The 2019 CrossFit Games season has been full of uncertainty from the onset.
From the inclusion of national champions, to the birth of Sanctionals, or to the fact that the season began before the rules were all known. Regardless, we are now staring down a CrossFit Games that is more uncertain than any Games in nearly a decade. Information is at a premium, but slowly CrossFit has been letting more and more be known through unpublicised means.
Without a major announcement of any kind (other than their Twitter account), the scoring system for the 2019 Games was released on July 19, less than two weeks before the start. Here’s a breakdown of how it will all play out:
For the individual competition, there will be six cuts, the first after event one. When the others will occur is still unknown. The field will be cut down to 75, then 50, then 40, 30, 20, and finally 10 athletes, while points will be awarded for all events. The maximum number of points that can be earned in any one event will always be 100.
As the field shrinks in size, the gap in points between subsequent placements increases. For example: fifth place in the first three rounds is worth 92 points, but then it goes down to 88, 84, 80, and finally 60 points when there are only 10 athletes remaining. The biggest jump is in the final cut. At that point there is a full 10-point gap between every place on the leaderboard (with 20 athletes every placement is worth 5 less points).
In a field of only 14 teams, there will be four cuts over the course of competition. The cuts will take the field from 14, to 11, then nine, seven, and finally five teams, but when those cuts will occur is unknown and points will be awarded for all events. The maximum number is always 100, but like the individuals it’s a sliding scale from there depending on the size of the field. Third place at the start of the competition earns 86 points, but as the field gets smaller it drops to 80, 76, 68, and eventually 50 points once the field is down to only five teams.
The 2019 Reebok CrossFit Games are the ultimate proving grounds for the Fittest on Earth. Champions from all over the world are headed to Madison, Wisconsin. Tickets are on sale now https://t.co/EEG8mqqnC6 pic.twitter.com/w3rfEXueRZ— The CrossFit Games (@CrossFitGames) April 10, 2019
The good news is that we should be in for an exciting competition.
If you like close races and the potential for big swings down the stretch, this is a format that you’ll enjoy. It will be harder for the better athletes to create separation on the leaderboard early in the competition, and therefore more athletes will feel like they’re in with a fighting chance after the first half of the competition.
When the field gets down to 20, and then 10, the point gaps are big enough where the potential big changes to the leaderboard are probable.
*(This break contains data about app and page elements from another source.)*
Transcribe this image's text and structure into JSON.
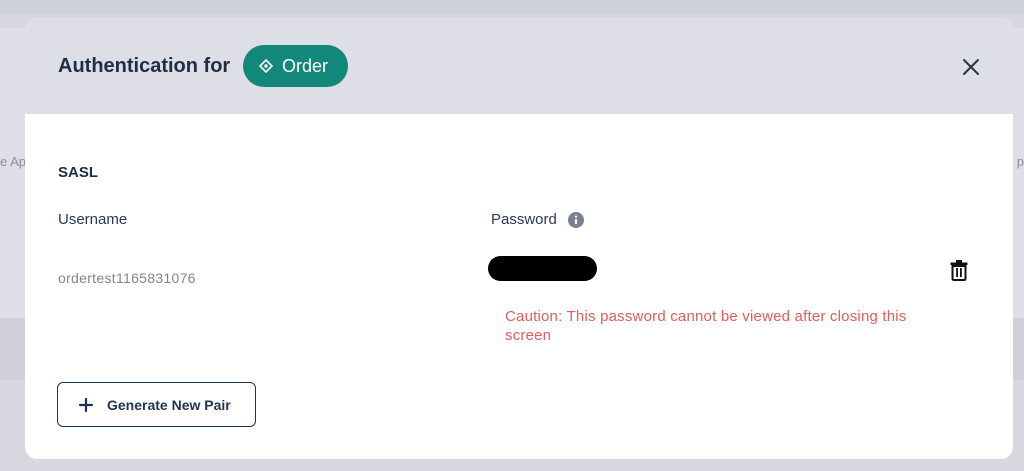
{
  "background": {
    "left_fragment": "e Ap",
    "right_fragment": "p"
  },
  "modal": {
    "title": "Authentication for",
    "entity": {
      "icon": "diamond-icon",
      "label": "Order",
      "color": "#13887a"
    },
    "close_icon": "close-icon"
  },
  "sasl": {
    "section_title": "SASL",
    "columns": {
      "username": "Username",
      "password": "Password"
    },
    "info_icon": "info-icon",
    "username_value": "ordertest1165831076",
    "caution": "Caution: This password cannot be viewed after closing this screen",
    "caution_color": "#e25d5d",
    "delete_icon": "trash-icon"
  },
  "actions": {
    "generate_label": "Generate New Pair",
    "generate_icon": "plus-icon"
  }
}
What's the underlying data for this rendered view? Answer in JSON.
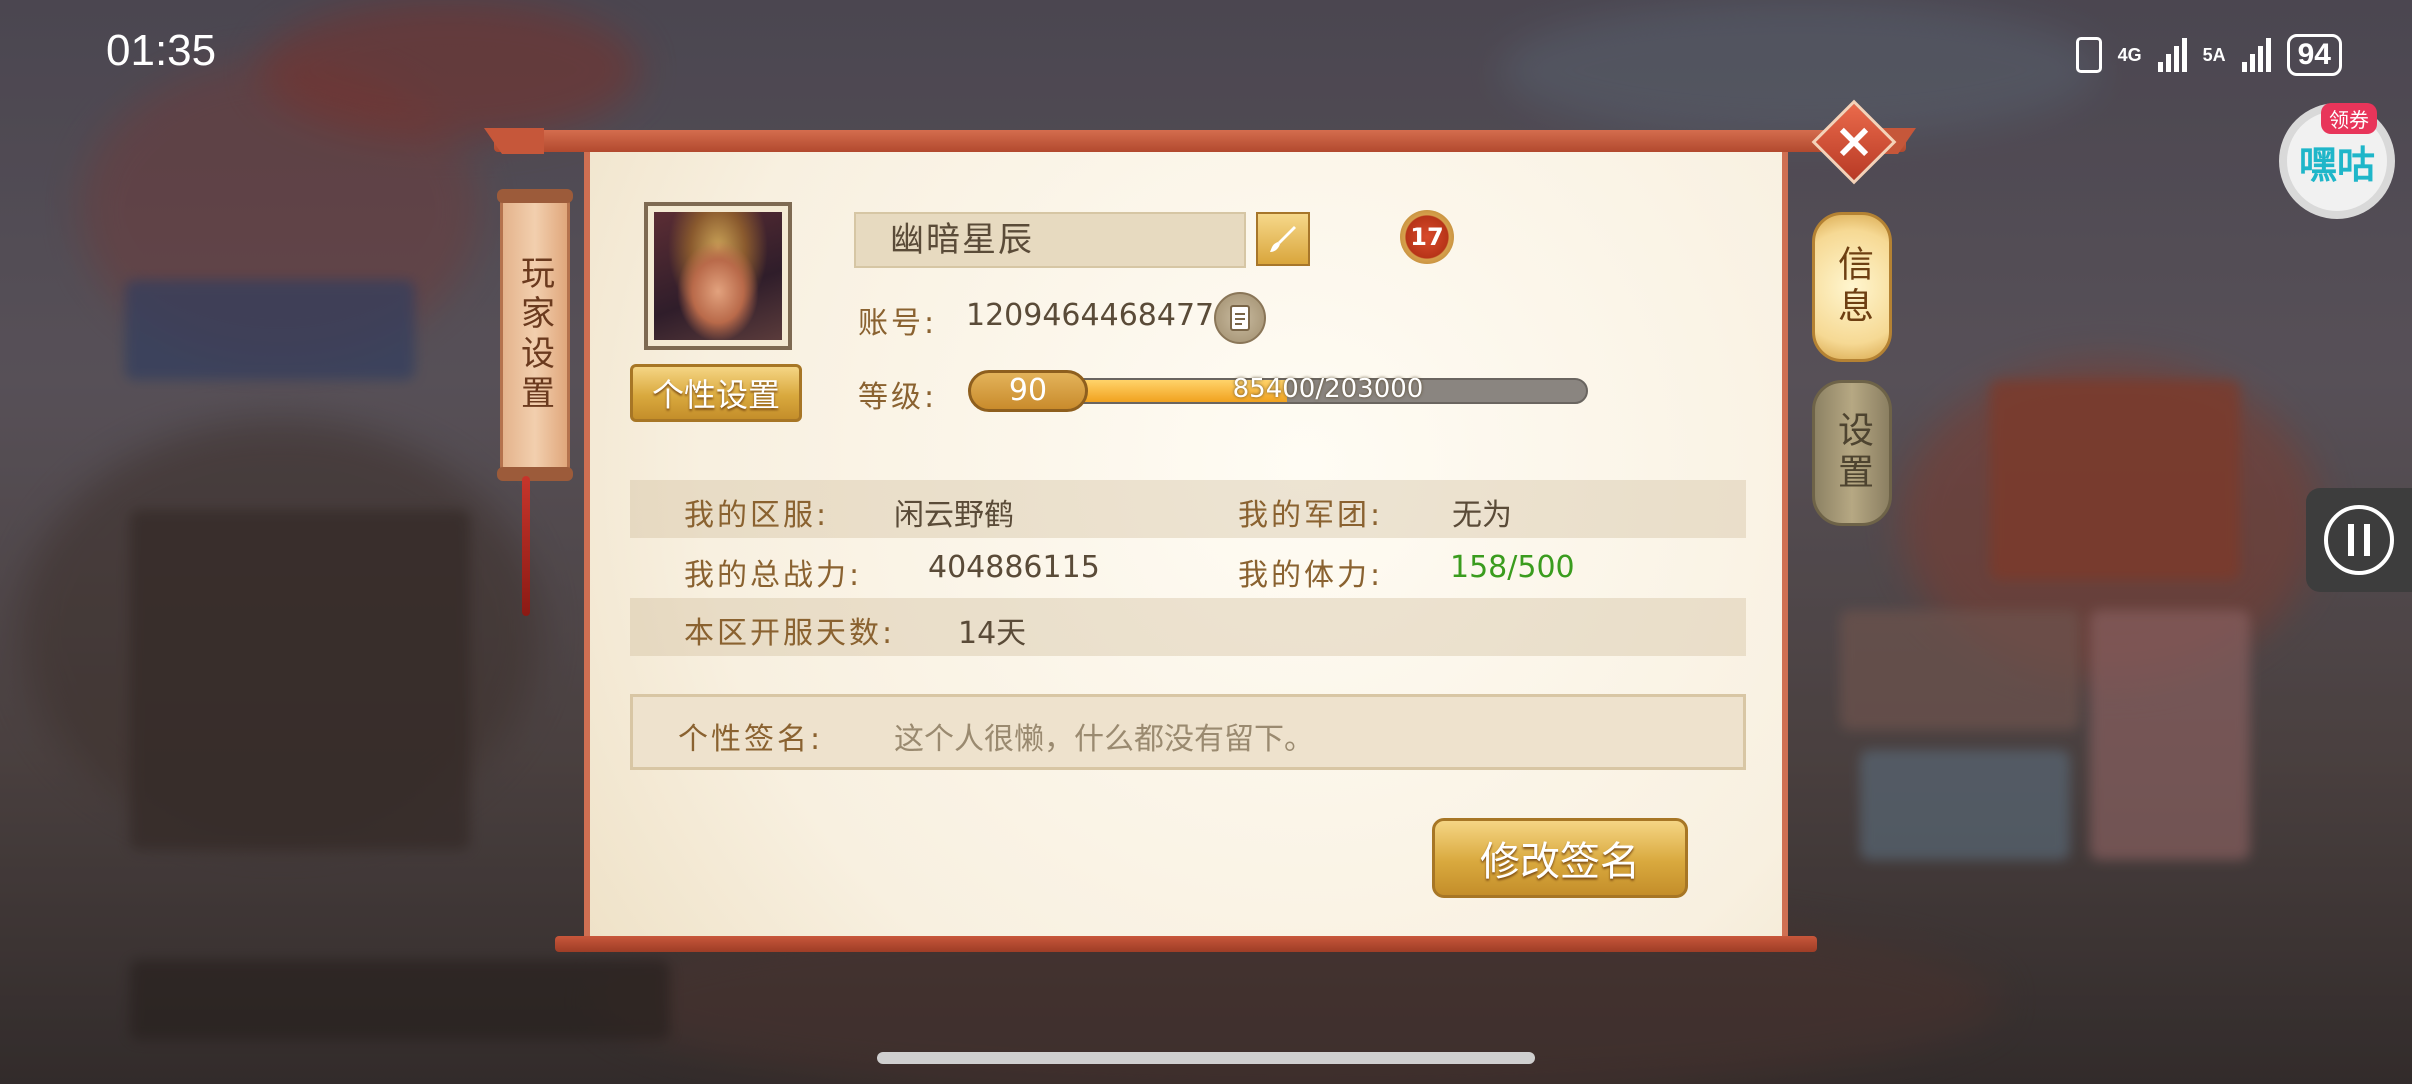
{
  "status_bar": {
    "time": "01:35",
    "network1": "4G",
    "network2": "5A",
    "battery": "94"
  },
  "widgets": {
    "hegu_tag": "领券",
    "hegu_label": "嘿咕"
  },
  "dialog": {
    "side_tab": "玩家设置",
    "tab_info": "信息",
    "tab_settings": "设置",
    "close_icon": "close-icon",
    "player_name": "幽暗星辰",
    "vip_level": "17",
    "account_label": "账号:",
    "account_id": "12094644684778",
    "level_label": "等级:",
    "level": "90",
    "exp_text": "85400/203000",
    "exp_progress": 0.42,
    "personal_button": "个性设置",
    "stats": {
      "server_label": "我的区服:",
      "server_value": "闲云野鹤",
      "legion_label": "我的军团:",
      "legion_value": "无为",
      "power_label": "我的总战力:",
      "power_value": "404886115",
      "stamina_label": "我的体力:",
      "stamina_value": "158/500",
      "days_label": "本区开服天数:",
      "days_value": "14天"
    },
    "signature_label": "个性签名:",
    "signature_text": "这个人很懒，什么都没有留下。",
    "edit_signature_button": "修改签名"
  },
  "colors": {
    "accent_gold": "#d9a93e",
    "label_brown": "#8a6230",
    "stamina_green": "#3a9c1e",
    "frame_red": "#cf6f52"
  }
}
In theory, one athlete or team could still dominate by amassing a lead and then solidifying it on the final day, but the chances are smaller given this format. If the prospect of that is appealing, then this format may end up being very rewarding. The bad news is that it potentially draws into question the legitimacy of the test.
Not all events are weighted evenly. In a hypothetical example, reigning champion Mat Fraser could win three events early on and Patrick Vellner could finish second, fifth and 10th in those events and only be giving up 28 total points. Assuming they both make it to the final cut, if Vellner gets dealt a great event and wins it while Fraser finishes a respectable fifth (in a field of the best 10) Vellner would gain 40 points back on that one event. That’s a net +12 for Vellner, even though Fraser won three of the four theoretical events.
Basically, the “fitter” athletes have the potential to be rewarded less for doing well early on and punished more for what would typically still be considered good finishes late in the weekend.
You need events that favour you early so you can make the cuts, and if you do survive and then get a wheelhouse workout late you can make up major ground with an event win late in the competition.
So, are all these changes good or bad? Depends who you are, and depends what you like. It won’t be possible to have a legitimate assessment until everything is said and done. Good or bad though, the Games is almost upon us. The fittest men, women, teams, and age group athletes have slowly been drawing closer and closer to Madison, Wisconsin. It’s only a matter of days until the questions that have been mounting all season get answered.